Musings on children's and YA literature, the academy, and the relationship between them, from an English professor and mother.

Monday, October 23, 2006

what makes a book great?

No, I'm not going to answer the question; I'm not sure I know. I do know, though, that surprise is a central element in great literature. Something in it--formal, aesthetic, ideological, structural--has to surprise me. Of course to the novice reader everything is surprising: the lost dog actually made it home! The good guys won! Cinderella married the prince!
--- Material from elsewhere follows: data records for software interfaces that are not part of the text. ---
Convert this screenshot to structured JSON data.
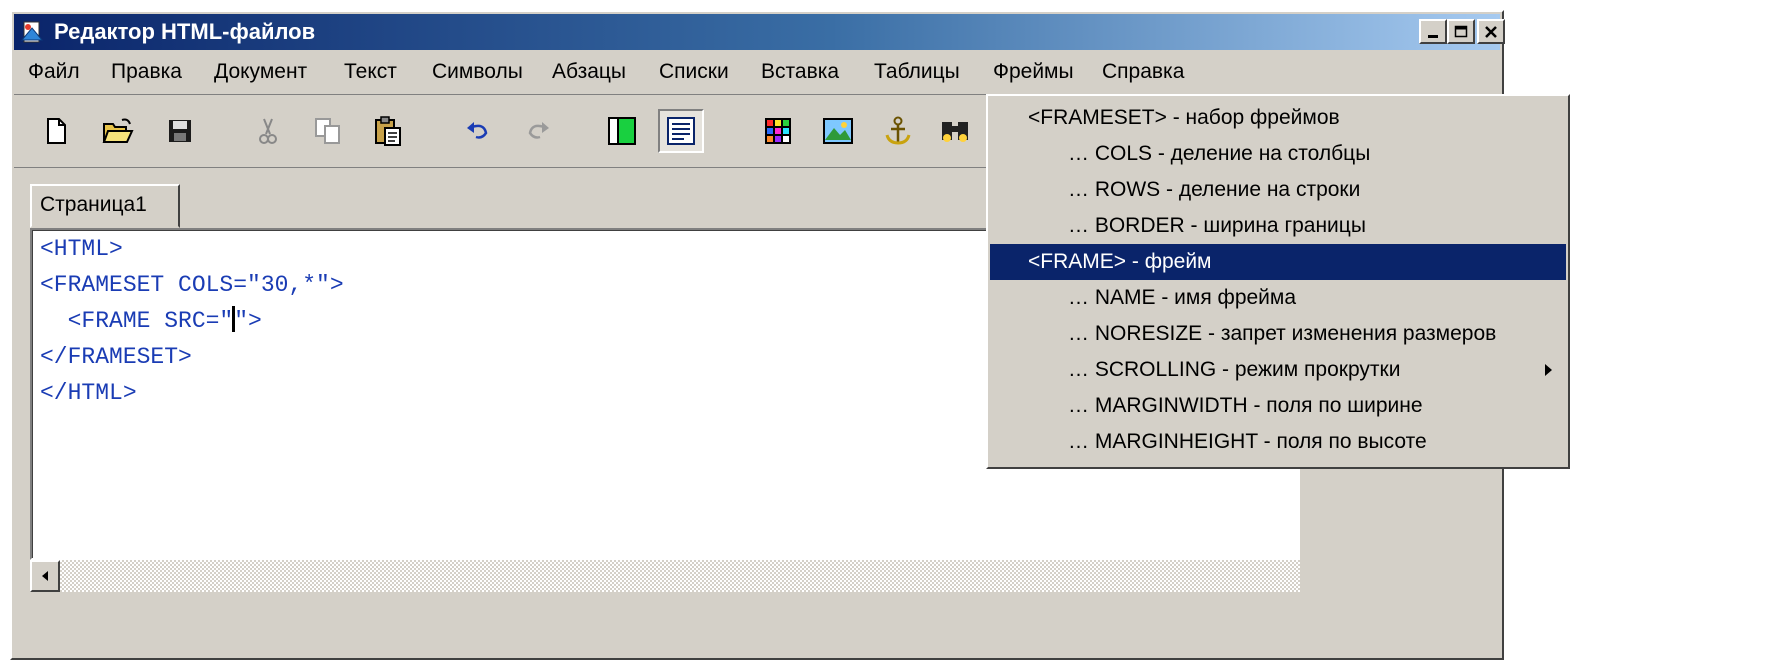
{
  "window": {
    "title": "Редактор HTML-файлов",
    "controls": {
      "minimize": "_",
      "maximize": "□",
      "close": "×"
    }
  },
  "menubar": {
    "items": [
      "Файл",
      "Правка",
      "Документ",
      "Текст",
      "Символы",
      "Абзацы",
      "Списки",
      "Вставка",
      "Таблицы",
      "Фреймы",
      "Справка"
    ]
  },
  "toolbar": {
    "buttons": [
      "new-file-icon",
      "open-folder-icon",
      "save-disk-icon",
      "cut-scissors-icon",
      "copy-icon",
      "paste-icon",
      "undo-icon",
      "redo-icon",
      "frame-view-icon",
      "text-view-icon",
      "table-grid-icon",
      "image-icon",
      "anchor-icon",
      "find-binoculars-icon"
    ],
    "pressed": "text-view-icon"
  },
  "tabs": {
    "items": [
      "Страница1"
    ]
  },
  "editor": {
    "lines": [
      "<HTML>",
      "<FRAMESET COLS=\"30,*\">",
      "  <FRAME SRC=\"",
      "\">",
      "</FRAMESET>",
      "</HTML>"
    ]
  },
  "frames_menu": {
    "items": [
      "<FRAMESET> - набор фреймов",
      "… COLS - деление на столбцы",
      "… ROWS - деление на строки",
      "… BORDER - ширина границы",
      "<FRAME> - фрейм",
      "… NAME - имя фрейма",
      "… NORESIZE - запрет изменения размеров",
      "… SCROLLING - режим прокрутки",
      "… MARGINWIDTH - поля по ширине",
      "… MARGINHEIGHT - поля по высоте"
    ],
    "highlighted_item": "<FRAME> - фрейм",
    "submenu_item": "… SCROLLING - режим прокрутки"
  },
  "colors": {
    "title_bar": "#0a246a",
    "menu_highlight": "#0a246a",
    "code_text": "#1a3cb4",
    "chrome": "#d4d0c8"
  }
}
The more we read, the harder it is to surprise us. We understand how certain plots work, and we look for the ways in which they undercut their own structure, their own generic constraints. I was talking with a student today in my office and tried to explain it this way: genre and series novels please us by conforming to our expectations; great literature pleases us by subverting them.

That's not enough, but it's a start. And my most recent YA read, The Astonishing Life of Octavian Nothing, Traitor to the Nation, volume 1, satisfies in this regard. To call it a historical novel is to suggest that it dramatizes events and characters from history, and it certainly does so. But it does so in such surprising ways as to make the label seem limiting (though still, not inaccurate). The title character reveals himself so slowly, so carefully, that we are hooked before we know where we're going, and when we get there it seems absolutely inevitable that we would be there even though we could predict none of the turns along the way. If all you know of M.T. Anderson's work is Feed (and if you don't know Feed, you should), this book will surprise you simply with its setting: instead of the future, Anderson has chosen to imagine and realize the past. His love of language, though, remains: he is always looking for the ways in which we bend and shape the language to our own uses, and the limits that our language places on our ability to express--and even to think for-- ourselves. This novel also shares with Feed a concern with disease, with the importance of the body to the mind. And both novels question how democracy can really work, given the limits of the people in whom it (appears to) vest power.

But all that is simply to say that it made me think, and that it's going to keep making me think for a while.

1 comment:

  1. I wasn't really disagreeing with you, I don’t think… at any rate, I gave it another try, but a very sleepy, brain-fried, and somewhat altered try…